You have to give credit where it’s due though, as Price was dependable in multiple circumstances and did get over his playoff struggles in 2018, including a great performance against the Dodgers in the series-clinching game. Price promised a World Series when he was first introduced after signing his contract and delivered on the promise, even if it was only one. Price and Boston were just never exactly the right fit, but they did get the job done in the historic 2018 season.
As for Betts, it is just incredibly disappointing to see the guy who all Red Sox fans were expecting to be the cornerstone of the franchise go play for another team. Betts was on a trajectory to be placed in the same light as guys like legendary sluggers David Ortiz and Ted Williams, and they’re letting him go so the owner could save money.
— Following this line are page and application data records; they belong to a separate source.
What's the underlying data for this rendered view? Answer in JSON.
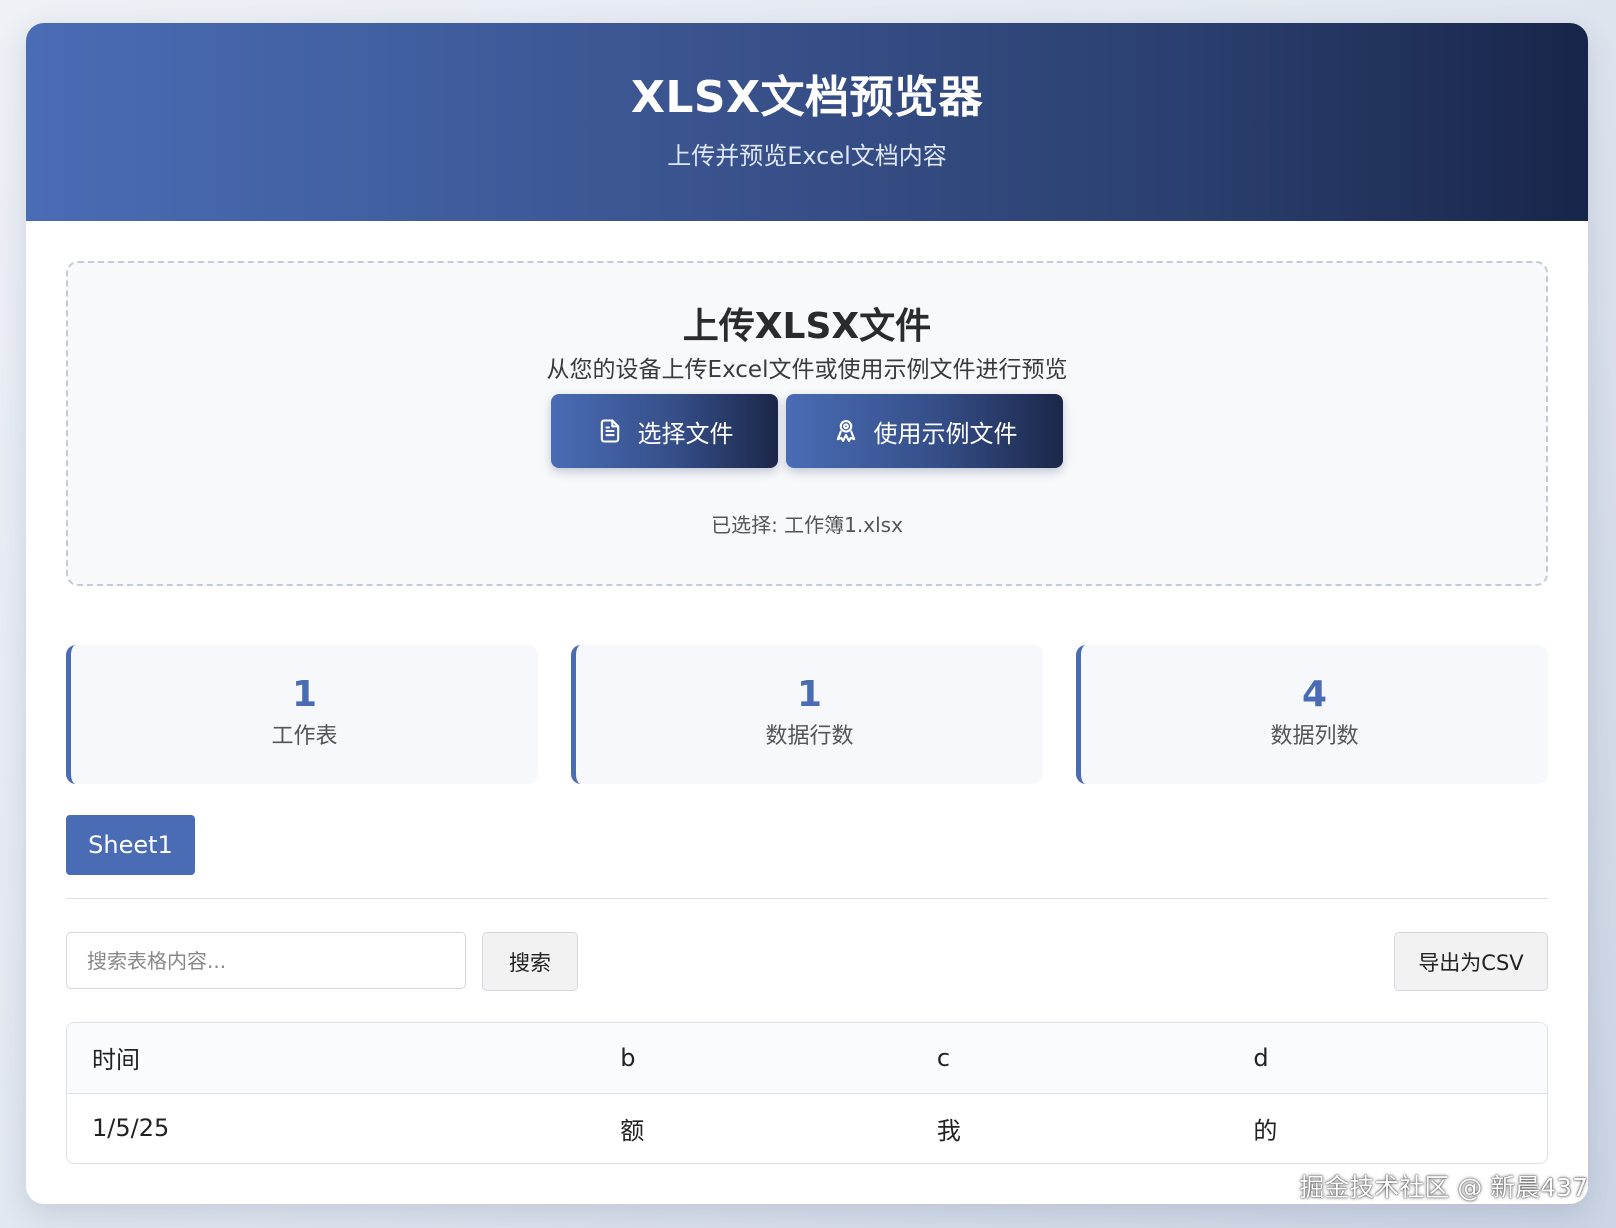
{
  "header": {
    "title": "XLSX文档预览器",
    "subtitle": "上传并预览Excel文档内容"
  },
  "upload": {
    "title": "上传XLSX文件",
    "description": "从您的设备上传Excel文件或使用示例文件进行预览",
    "select_button": "选择文件",
    "sample_button": "使用示例文件",
    "selected_text": "已选择: 工作簿1.xlsx"
  },
  "stats": [
    {
      "value": "1",
      "label": "工作表"
    },
    {
      "value": "1",
      "label": "数据行数"
    },
    {
      "value": "4",
      "label": "数据列数"
    }
  ],
  "sheet_tab": "Sheet1",
  "toolbar": {
    "search_placeholder": "搜索表格内容...",
    "search_button": "搜索",
    "export_button": "导出为CSV"
  },
  "table": {
    "headers": [
      "时间",
      "b",
      "c",
      "d"
    ],
    "rows": [
      [
        "1/5/25",
        "额",
        "我",
        "的"
      ]
    ]
  },
  "watermark": "掘金技术社区 @ 新晨437",
  "colors": {
    "accent": "#4a6cb5",
    "header_dark": "#18254a"
  },
  "icons": {
    "select_button_icon": "document-icon",
    "sample_button_icon": "sample-icon"
  }
}
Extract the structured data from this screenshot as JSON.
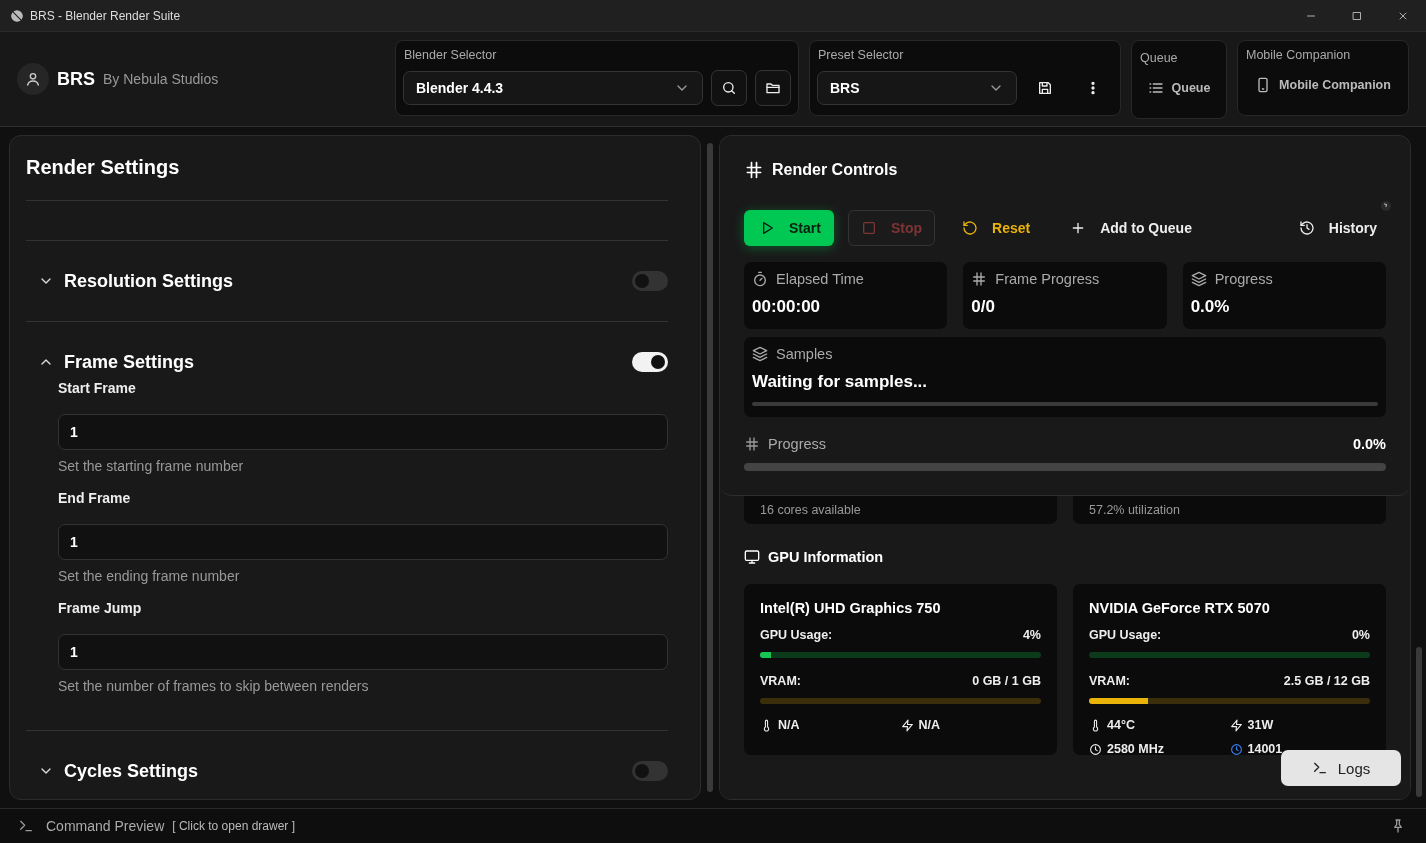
{
  "window": {
    "title": "BRS - Blender Render Suite"
  },
  "header": {
    "app_name": "BRS",
    "subtitle": "By Nebula Studios",
    "blender_selector": {
      "label": "Blender Selector",
      "value": "Blender 4.4.3"
    },
    "preset_selector": {
      "label": "Preset Selector",
      "value": "BRS"
    },
    "queue": {
      "label": "Queue",
      "button": "Queue"
    },
    "mobile_companion": {
      "label": "Mobile Companion",
      "button": "Mobile Companion"
    }
  },
  "render_settings": {
    "title": "Render Settings",
    "sections": [
      {
        "title": "Resolution Settings",
        "expanded": false,
        "enabled": false
      },
      {
        "title": "Frame Settings",
        "expanded": true,
        "enabled": true,
        "fields": [
          {
            "label": "Start Frame",
            "value": "1",
            "help": "Set the starting frame number"
          },
          {
            "label": "End Frame",
            "value": "1",
            "help": "Set the ending frame number"
          },
          {
            "label": "Frame Jump",
            "value": "1",
            "help": "Set the number of frames to skip between renders"
          }
        ]
      },
      {
        "title": "Cycles Settings",
        "expanded": false,
        "enabled": false
      }
    ]
  },
  "render_controls": {
    "title": "Render Controls",
    "buttons": [
      {
        "kind": "start",
        "label": "Start",
        "disabled": false
      },
      {
        "kind": "stop",
        "label": "Stop",
        "disabled": true
      },
      {
        "kind": "reset",
        "label": "Reset",
        "disabled": false
      },
      {
        "kind": "add",
        "label": "Add to Queue",
        "disabled": false
      },
      {
        "kind": "history",
        "label": "History",
        "disabled": false
      }
    ],
    "stats": [
      {
        "kind": "time",
        "label": "Elapsed Time",
        "value": "00:00:00"
      },
      {
        "kind": "frames",
        "label": "Frame Progress",
        "value": "0/0"
      },
      {
        "kind": "layers",
        "label": "Progress",
        "value": "0.0%"
      }
    ],
    "samples": {
      "label": "Samples",
      "value": "Waiting for samples...",
      "level": 0
    },
    "progress": {
      "label": "Progress",
      "value": "0.0%",
      "level": 0
    }
  },
  "system_cards": [
    {
      "text": "16 cores available"
    },
    {
      "text": "57.2% utilization"
    }
  ],
  "gpu": {
    "title": "GPU Information",
    "cards": [
      {
        "name": "Intel(R) UHD Graphics 750",
        "usage": {
          "label": "GPU Usage:",
          "value": "4%",
          "level": 0.04
        },
        "vram": {
          "label": "VRAM:",
          "value": "0 GB / 1 GB",
          "level": 0
        },
        "stats": [
          {
            "kind": "temperature",
            "value": "N/A"
          },
          {
            "kind": "power",
            "value": "N/A"
          }
        ]
      },
      {
        "name": "NVIDIA GeForce RTX 5070",
        "usage": {
          "label": "GPU Usage:",
          "value": "0%",
          "level": 0
        },
        "vram": {
          "label": "VRAM:",
          "value": "2.5 GB / 12 GB",
          "level": 0.21
        },
        "stats": [
          {
            "kind": "temperature",
            "value": "44°C"
          },
          {
            "kind": "power",
            "value": "31W"
          },
          {
            "kind": "clock",
            "value": "2580 MHz"
          },
          {
            "kind": "memory_clock",
            "value": "14001"
          }
        ]
      }
    ]
  },
  "logs_button": "Logs",
  "command_preview": {
    "label": "Command Preview",
    "hint": "[ Click to open drawer ]"
  }
}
Red Sox fans have every right to be upset with ownership for pushing this move, and, at this point, the best hope is that management will make a move to sign him back as a free agent after the conclusion of the 2020 season, but that is wishful thinking.
There are a lot of concerns about this team going forward. Even with the emergence of Bogaerts, Devers, Rodriguez and JD Martinez returning for another year, you’re looking at a team that missed the playoffs last year and has since made no splash in free agency. Additionally, Boston could be facing a loss of draft picks, hasn’t found a coach to lead the team and just gave a big extension to Sale, whose elbow seems like a ticking time bomb.
This makes for tough times in Boston. Dodgers outfielder Alex Verdugo is the big name prospect the Red Sox will be getting in return if the trade goes through. Verdugo has a lot of upsides and the Red Sox hope they can develop him and add a boost to the farm system that has been poorly managed by Boston’s President of Operations Dave Dombrowski in the past three years. But Verdugo will always be “the guy they traded Mookie Betts for,” so there are very big shoes for him to fill.